I’ve heard a couple of feature requests for Hyper-V since I started working with Hyper-V back in 2008. Nested virtualization is one of those heavily requested features. Microsoft repeatedly said that they would love to provide Hyper-V nested virtualization, but they didn’t see the need for real world applications, outside of demos, testing, and training. As a result, we never got the feature. That was until Microsoft released the Windows 10 Build 10565, a preview of the November Threshold 2 release, to Windows Insiders. What is this feature, what does it mean to you, and how can you use it? I’ll answer those questions in this post.
I’ve talked about Hyper-V architecture on Petri.com before, and you should find my article useful in understanding Hyper-V nested virtualization. Let’s start with how this nested virtualization has worked with Hyper-V before Build 10565.
Hyper-V runs on the hardware of a physical host. A series of partitions run on the hypervisor. The parent partition runs the management operating system, which is the copy of Windows that you installed on the host to enable Hyper-V. A child partition is created for each guest or virtual machine, and you install a guest OS into that virtual machine.
A requirement of Hyper-V is that the host’s processor must have virtualization functionality enabled. The hypervisor takes ownership of these virtualization extensions and does not virtualize these extensions. In other words, the guest has no visibility of the Intel VT-x or AMD-V features.
For almost everyone, the lack of VT-x or AMD-V in the virtual machine was zero.

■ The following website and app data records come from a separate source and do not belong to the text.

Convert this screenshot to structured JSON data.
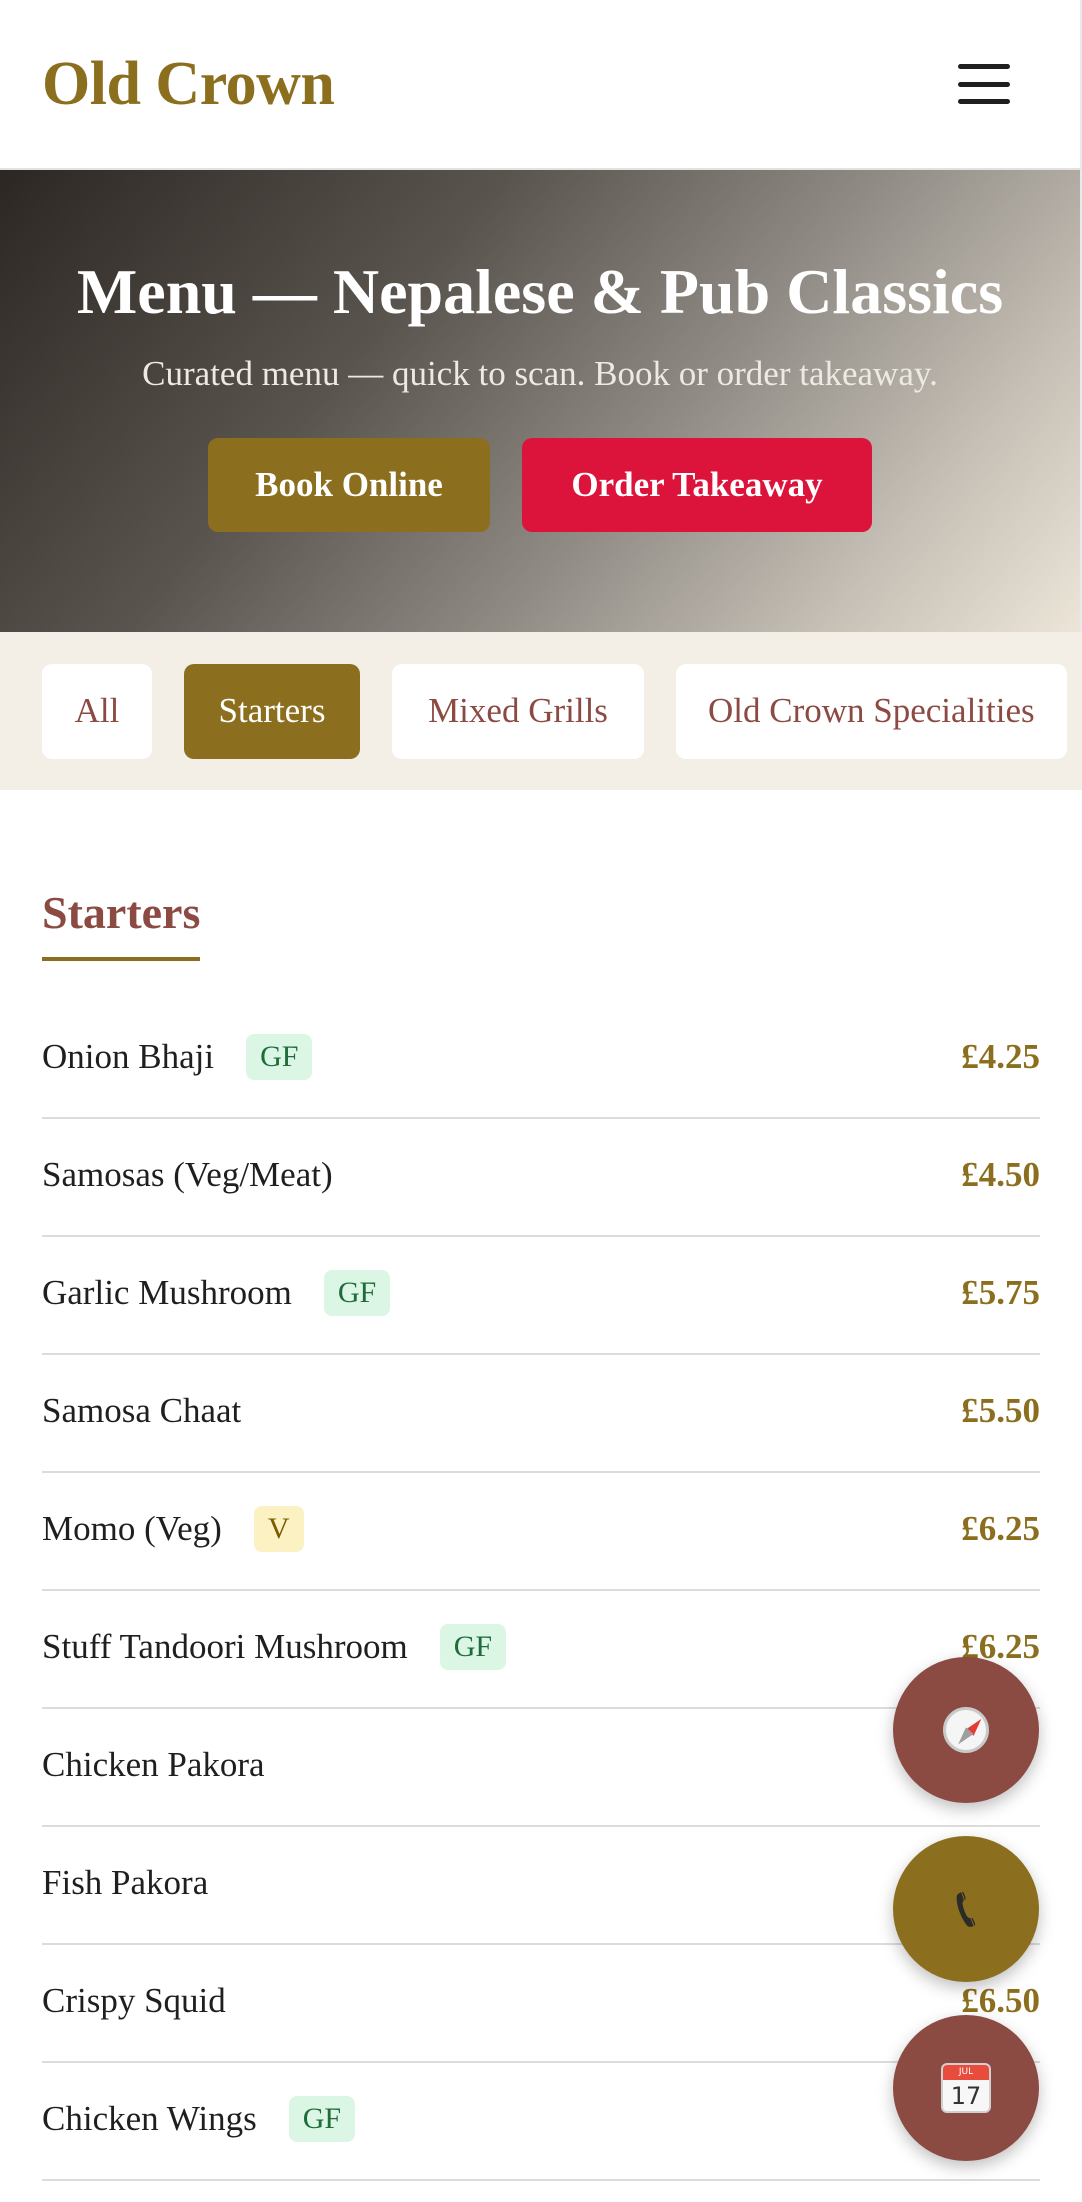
{
  "header": {
    "brand": "Old Crown",
    "menu_icon": "hamburger-menu-icon"
  },
  "hero": {
    "title": "Menu — Nepalese & Pub Classics",
    "subtitle": "Curated menu — quick to scan. Book or order takeaway.",
    "book_label": "Book Online",
    "order_label": "Order Takeaway"
  },
  "tabs": [
    {
      "label": "All",
      "active": false
    },
    {
      "label": "Starters",
      "active": true
    },
    {
      "label": "Mixed Grills",
      "active": false
    },
    {
      "label": "Old Crown Specialities",
      "active": false
    }
  ],
  "section": {
    "title": "Starters",
    "items": [
      {
        "name": "Onion Bhaji",
        "badge": "GF",
        "price": "£4.25"
      },
      {
        "name": "Samosas (Veg/Meat)",
        "badge": "",
        "price": "£4.50"
      },
      {
        "name": "Garlic Mushroom",
        "badge": "GF",
        "price": "£5.75"
      },
      {
        "name": "Samosa Chaat",
        "badge": "",
        "price": "£5.50"
      },
      {
        "name": "Momo (Veg)",
        "badge": "V",
        "price": "£6.25"
      },
      {
        "name": "Stuff Tandoori Mushroom",
        "badge": "GF",
        "price": "£6.25"
      },
      {
        "name": "Chicken Pakora",
        "badge": "",
        "price": ""
      },
      {
        "name": "Fish Pakora",
        "badge": "",
        "price": ""
      },
      {
        "name": "Crispy Squid",
        "badge": "",
        "price": "£6.50"
      },
      {
        "name": "Chicken Wings",
        "badge": "GF",
        "price": ""
      }
    ]
  },
  "fabs": {
    "directions_icon": "compass-icon",
    "call_icon": "phone-icon",
    "book_icon": "calendar-icon",
    "calendar_month": "JUL",
    "calendar_day": "17"
  },
  "colors": {
    "gold": "#8c6f1e",
    "maroon": "#8b4a42",
    "crimson": "#dc143c",
    "tabs_bg": "#f3efe6"
  }
}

But a few of us wanted or needed to enable Hyper-V inside of VMs. This was not possible because the guest OS of the VM could not see the required processor virtualization features.

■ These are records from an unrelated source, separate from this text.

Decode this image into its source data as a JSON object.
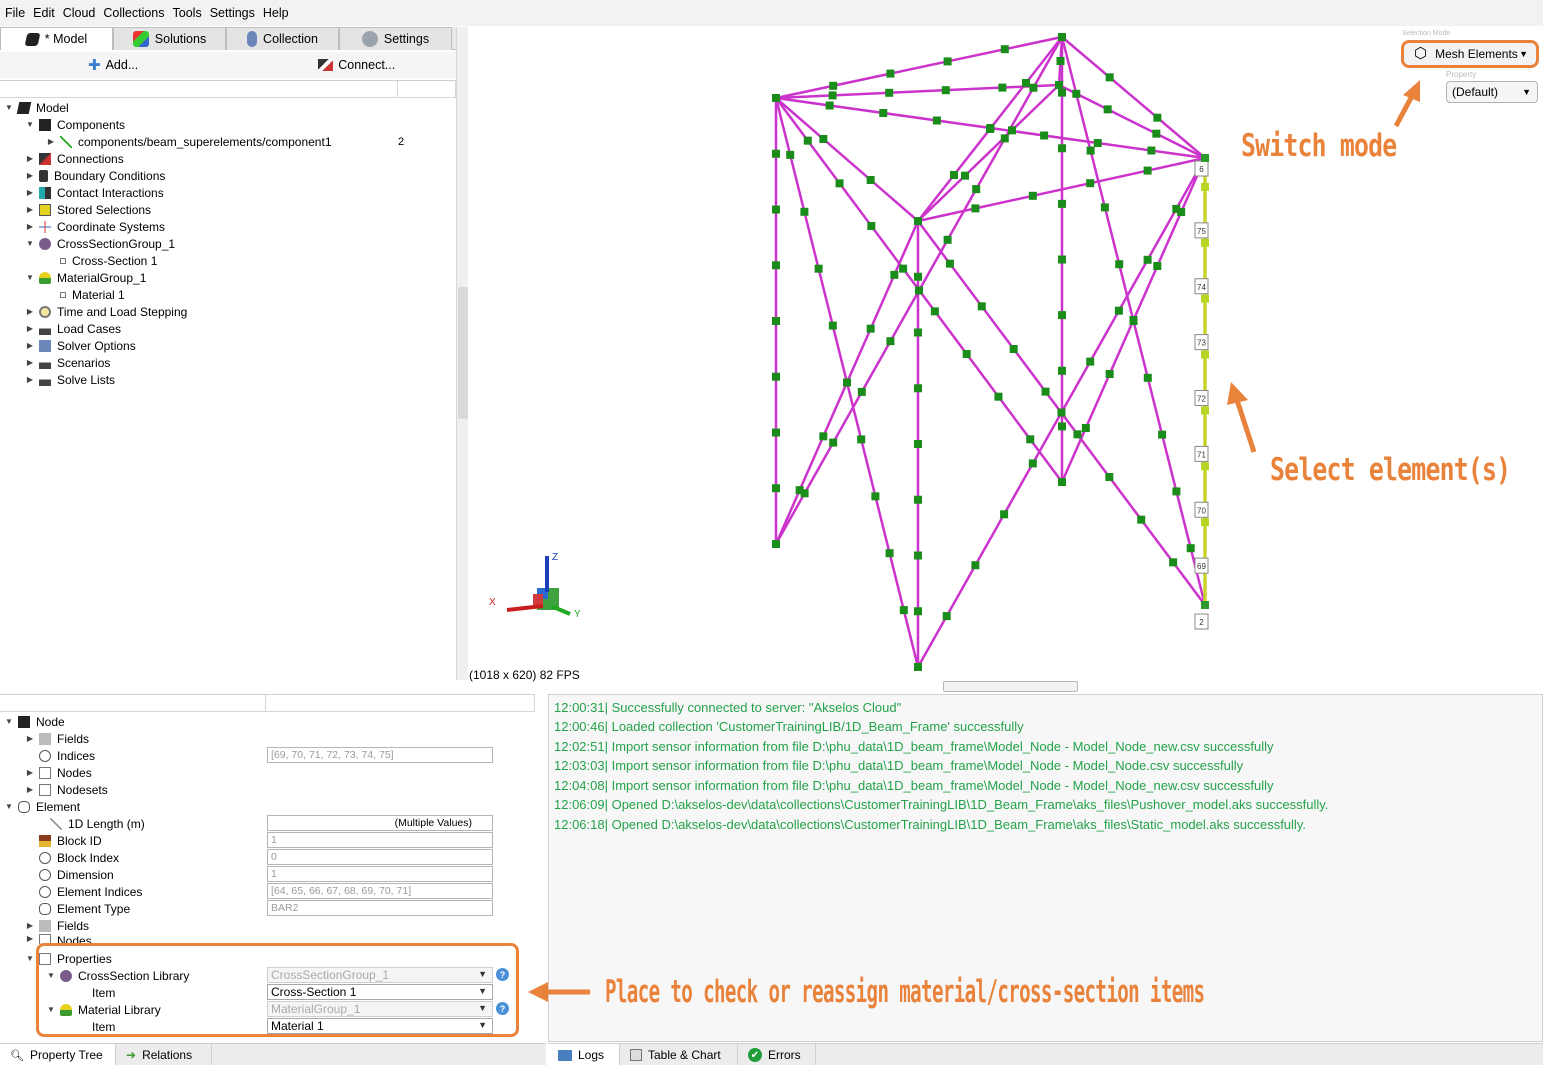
{
  "menu": [
    "File",
    "Edit",
    "Cloud",
    "Collections",
    "Tools",
    "Settings",
    "Help"
  ],
  "tabs": [
    {
      "label": "* Model",
      "icon": "cube-icon",
      "active": true
    },
    {
      "label": "Solutions",
      "icon": "solutions-icon",
      "active": false
    },
    {
      "label": "Collection",
      "icon": "collection-icon",
      "active": false
    },
    {
      "label": "Settings",
      "icon": "gear-icon",
      "active": false
    }
  ],
  "toolbar": {
    "add_label": "Add...",
    "connect_label": "Connect..."
  },
  "tree": {
    "root": "Model",
    "components": "Components",
    "component1": "components/beam_superelements/component1",
    "component1_count": "2",
    "connections": "Connections",
    "boundary_conditions": "Boundary Conditions",
    "contact_interactions": "Contact Interactions",
    "stored_selections": "Stored Selections",
    "coordinate_systems": "Coordinate Systems",
    "cross_section_group": "CrossSectionGroup_1",
    "cross_section_1": "Cross-Section 1",
    "material_group": "MaterialGroup_1",
    "material_1": "Material 1",
    "time_load_stepping": "Time and Load Stepping",
    "load_cases": "Load Cases",
    "solver_options": "Solver Options",
    "scenarios": "Scenarios",
    "solve_lists": "Solve Lists"
  },
  "viewport": {
    "fps_text": "(1018 x 620) 82 FPS",
    "selection_mode_label": "Selection Mode",
    "selection_mode_value": "Mesh Elements",
    "property_label": "Property",
    "property_value": "(Default)",
    "axes": {
      "x": "X",
      "y": "Y",
      "z": "Z"
    },
    "element_labels": [
      "6",
      "75",
      "74",
      "73",
      "72",
      "71",
      "70",
      "69",
      "2"
    ]
  },
  "props": {
    "node": "Node",
    "fields": "Fields",
    "indices": "Indices",
    "indices_value": "[69, 70, 71, 72, 73, 74, 75]",
    "nodes": "Nodes",
    "nodesets": "Nodesets",
    "element": "Element",
    "length_1d": "1D Length (m)",
    "length_1d_value": "(Multiple Values)",
    "block_id": "Block ID",
    "block_id_value": "1",
    "block_index": "Block Index",
    "block_index_value": "0",
    "dimension": "Dimension",
    "dimension_value": "1",
    "element_indices": "Element Indices",
    "element_indices_value": "[64, 65, 66, 67, 68, 69, 70, 71]",
    "element_type": "Element Type",
    "element_type_value": "BAR2",
    "fields2": "Fields",
    "nodes2": "Nodes",
    "properties": "Properties",
    "cs_library": "CrossSection Library",
    "cs_library_value": "CrossSectionGroup_1",
    "cs_item": "Item",
    "cs_item_value": "Cross-Section 1",
    "mat_library": "Material Library",
    "mat_library_value": "MaterialGroup_1",
    "mat_item": "Item",
    "mat_item_value": "Material 1"
  },
  "bottom_tabs_left": [
    "Property Tree",
    "Relations"
  ],
  "bottom_tabs_right": [
    "Logs",
    "Table & Chart",
    "Errors"
  ],
  "logs": [
    "12:00:31| Successfully connected to server: \"Akselos Cloud\"",
    "12:00:46| Loaded collection 'CustomerTrainingLIB/1D_Beam_Frame' successfully",
    "12:02:51| Import sensor information from file D:\\phu_data\\1D_beam_frame\\Model_Node - Model_Node_new.csv successfully",
    "12:03:03| Import sensor information from file D:\\phu_data\\1D_beam_frame\\Model_Node - Model_Node.csv successfully",
    "12:04:08| Import sensor information from file D:\\phu_data\\1D_beam_frame\\Model_Node - Model_Node_new.csv successfully",
    "12:06:09| Opened D:\\akselos-dev\\data\\collections\\CustomerTrainingLIB\\1D_Beam_Frame\\aks_files\\Pushover_model.aks successfully.",
    "12:06:18| Opened D:\\akselos-dev\\data\\collections\\CustomerTrainingLIB\\1D_Beam_Frame\\aks_files\\Static_model.aks successfully."
  ],
  "annotations": {
    "switch_mode": "Switch mode",
    "select_elements": "Select element(s)",
    "place_to_check": "Place to check or reassign material/cross-section items"
  },
  "colors": {
    "accent": "#e9823a",
    "beam": "#cc33cc",
    "node": "#1a8c1a",
    "log_text": "#24a24a",
    "selected": "#c8d42a"
  }
}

This changes with Build 10565, starting with Intel VT-x. The virtualization features can be virtualized on a per-VM basis. This means that if we deploy a Build 10565 guest OS into the virtual machine, then we have the system requirements to not only enable and use the Hyper-V role. In other words, a virtual machine running on Hyper-V can be a Hyper-V host and run real virtual machines. This is nested virtualization.
Note: we have been able to enable the Hyper-V role in Azure and Hyper-V virtual machines before, but the hypervisor would not start, and we could not start virtual machines.
Those of us who have wanted nested virtualization in the past typically had reasons related to tests or demos. Imagine that you have a laptop with lots of fast disk, RAM, and a good nested virtualization-capable processor. With this setup, you could run several hosts and some shared storage as virtual machines on this physical machine, and you could even do customer or event demonstrations of Hyper-V in action.
One of the things that has been lacking in the Hyper-V world is training on failover clustering. Microsoft’s training partners aren’t equipped to give each student three to four machines to run Hyper-V and Scale-Out File Server (SOFS) clusters. This could change with Windows Server 2016 with Shared VHDX.
An interesting scenario is the world of hosted private cloud. If nested Hyper-V gives good performance, then traditional public cloud vendors could enable nested virtualization. This might allow vendors to use a public cloud to deploy their own private cloud infrastructure, enabling cloud on their own terms without worrying about the physical investment.
And finally, there’s the reason that nested virtualization was developed for Hyper-V: Hyper-V Containers. Windows Server Containers enable dense and fast deployment of applications. But the isolation of these containers does not provide inter-container security. Hyper-V can provide this boundary, and Microsoft will use nested virtualization to deploy Hyper-V containers:
Build 10565 is a preview of Windows 10. Furthermore, this is the first preview release of nested virtualization, something that I don’t expect will be ready until the GA release of Windows Server 2016. When you enable nested virtualization for a virtual machine, you are warned that this is a test release, and you should not use it for production systems.
You should also be aware of the following:
Follow these steps if you want to try out Hyper-V nested virtualization.
Install Windows 10 Build 10565 on a physical machine with Intel VT-x and all Hyper-V system requirements present. Enable the Hyper-V role and configure a virtual switch.
Execute the enablement script by running the following in an elevated PowerShell window:
Invoke-WebRequest https://raw.githubusercontent.com/Microsoft/Virtualization-Documentation/master/hyperv-tools/Nested/Enable-NestedVm.ps1 -OutFile ~/Enable-NestedVm.ps1 ~/Enable-NestedVm.ps1 -VmName <VmName>
Create a virtual machine and install Windows 10 Build 10565. Enable the Hyper-V role in the guest OS of the VM host and configure a virtual switch on the vNIC. A simple solution is to share the new switch with the VM host.
Run the following on the physical host to enable MAC spoofing on the virtual NIC of the VM host:
Set-VMNetworkAdapter -VMName <VMName> -MacAddressSpoofing on
Create nested virtual machines in the VM host, power them up, and install guest operating systems.